When was your last tetanus shot?
I will preface this review by saying this book is not for everyone. If your family is relatively normal and your tolerance for dysfunction is low, you might not think this book is funny. You might think it is sad, or mean-spirited. If, however, your family is "delightfully dysfunctional" or worse, you will probably enjoy this A LOT.
Adam Chester has collected more than 30 years worth of letters sent to him by his mother. His mother is overprotective times infinity. The letters range from a sentence or two urging Adam not to eat sushi, drink rainwater or go skiing, to repeated listings of his mother's insurance policies, updates of her last will and testament, and once a coin taped to a piece of paper. Adam's mother always has his best interests at heart, but the sheer number of letters (thousands) and content are wacky to say the least.

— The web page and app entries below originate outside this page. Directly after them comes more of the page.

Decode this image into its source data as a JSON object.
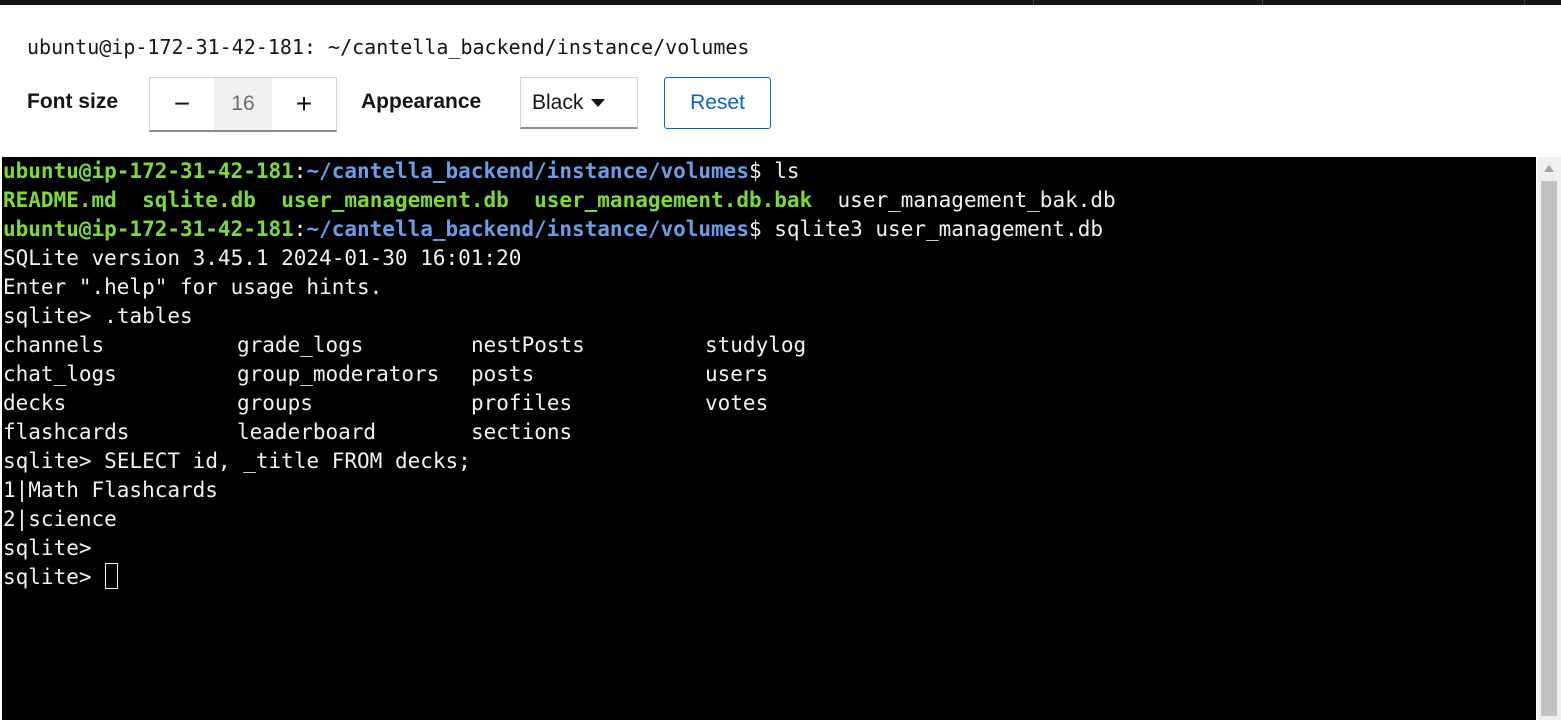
{
  "window": {
    "title": "ubuntu@ip-172-31-42-181: ~/cantella_backend/instance/volumes"
  },
  "toolbar": {
    "font_size_label": "Font size",
    "decrease": "−",
    "font_size_value": "16",
    "increase": "+",
    "appearance_label": "Appearance",
    "appearance_value": "Black",
    "reset_label": "Reset"
  },
  "colors": {
    "prompt_user": "#7ddc34",
    "prompt_path": "#6b9ee6",
    "terminal_bg": "#000000",
    "accent": "#0066cc"
  },
  "terminal": {
    "prompt_user": "ubuntu@ip-172-31-42-181",
    "prompt_path": "~/cantella_backend/instance/volumes",
    "cmd_ls": "ls",
    "ls_files_colored": [
      "README.md",
      "sqlite.db",
      "user_management.db",
      "user_management.db.bak"
    ],
    "ls_file_plain": "user_management_bak.db",
    "cmd_sqlite": "sqlite3 user_management.db",
    "version_line": "SQLite version 3.45.1 2024-01-30 16:01:20",
    "help_line": "Enter \".help\" for usage hints.",
    "sqlite_prompt": "sqlite>",
    "cmd_tables": ".tables",
    "tables": [
      [
        "channels",
        "grade_logs",
        "nestPosts",
        "studylog"
      ],
      [
        "chat_logs",
        "group_moderators",
        "posts",
        "users"
      ],
      [
        "decks",
        "groups",
        "profiles",
        "votes"
      ],
      [
        "flashcards",
        "leaderboard",
        "sections",
        ""
      ]
    ],
    "cmd_select": "SELECT id, _title FROM decks;",
    "results": [
      "1|Math Flashcards",
      "2|science"
    ]
  }
}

Copies of some of the letters are included in the book; the layout is very clever. The author fills in humorous life scenarios between the letters, including when his mom busted right into his junior high school boys' locker room to bring him something she thought he forgot and moved into his college dorm room (unannounced!) to keep an eye on him after an accident. His room-mates loved having a mom around to make the beds and do the laundry, but can you imagine?
Adam's mom helped him with the book, and is beautiful and charming in her "non-Adam's mom" life, so it's not like she's totally off her rocker or has completely alienated her son. Theirs is a goofy dynamic, but I've received more than a couple of phone call reminders from my own mother urging me to get flu shots (and then not to get flu shots), so I could relate to Adam's annoyance with his mother constantly asking him if his tetanus shot is up-to-date. Infuriatingly funny.